Oskar Schindler Poland
Krakow, Poland… 1941 – Oskar Schindler, a German businessman, went to Krakow in October 1939 to take advantage of cheap Jewish labor and confiscated property. In January 1940 he acquired a Jewish-owned business that made enamel kitchenware and renamed it the Deutsche Emalwarenfabrik Oskar Schindler. It came to be known as Emalia. The factory was located at the edge of what would become the ghetto. Schindler employed Jews at the factory because they were much cheaper than Polish laborers, but his reasons for taking in more such workers evolved.
In the spring of 1942, the SS began to deport Jews from the Krakow ghetto. Schindler witnessed the brutality and bloodshed of the deportations and decided that he would do what he could to save his Jewish workers. That summer the Germans established the Plaszow slave labor camp near the ghetto. Jews as well as Polish prisoners were sent there to work in factories. In March 1943 the Germans emptied the ghetto, sending more than 2,000 inhabitants to Auschwitz. The remaining Jews were sent to Plaszow. Learning of the Germans’ plans for the liquidation of the ghetto, Schindler told his employees to stay at Emalia until it was over.
The violence of the liquidation and the worsening conditions at Plaszow led Schindler to take additional steps to protect his workers. He told Amon Göth, the commandant of Plaszow, that he wanted to transform Emalia into a sub-camp of Plaszow, complete with barracks for his Jewish workers. Göth agreed to the idea, in part because Schindler bribed him. The first transfer of Jews to the sub-camp took place in May 1943. By the summer of 1944, more than 1,000 Jews lived there. Schindler treated the workers relatively well and provided extra food rations that he bought on the black market.
As Soviet troops approached Krakow, Schindler was ordered to break up the Jewish sub-camp at Emalia. The workers were to be sent back to Plaszow and then to other camps or killing centers. Schindler asked permission to set up a new armaments factory in Brünnlitz, located in German-occupied Czechoslovakia. He then arranged for nearly 1,100 Jews from Plaszow, some of whom had worked at Emalia, to be transferred to the new factory. On this list, he claimed, were “indispensable” workers. In the fall of 1944, the Jews were brought to the factory in Brünnlitz. The men were transferred from Gross-Rosen, and the women from Auschwitz.
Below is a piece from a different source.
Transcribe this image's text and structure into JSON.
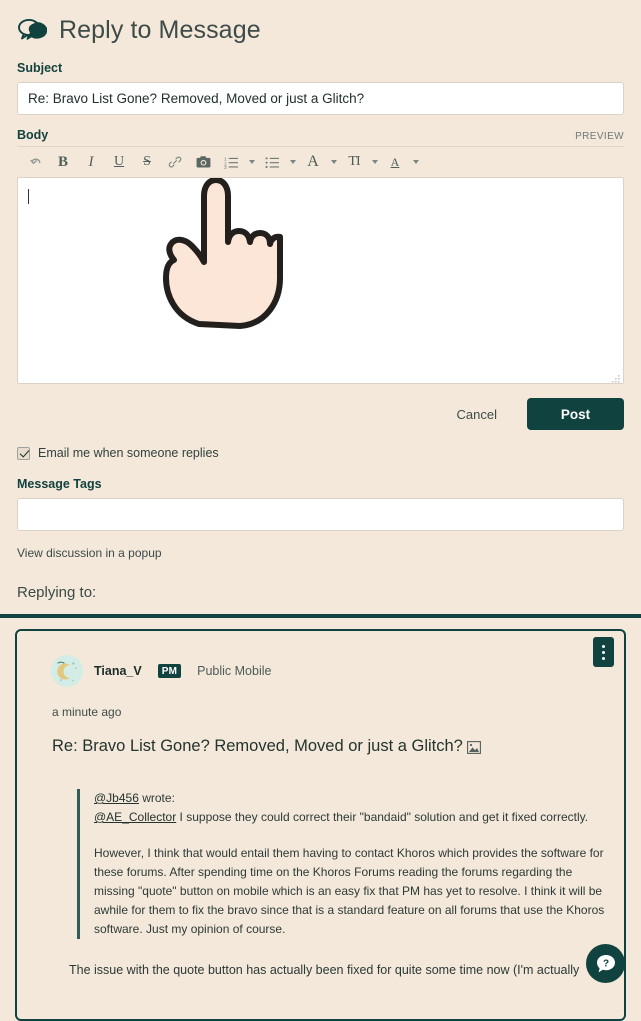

The Jews remained in Brünnlitz until the area was liberated by the Soviet army in May 1945.
After the war, Oskar Schindler escaped to the West. He died in October 1974 at the age of 66 and is buried in the Catholic cemetery in Jerusalem.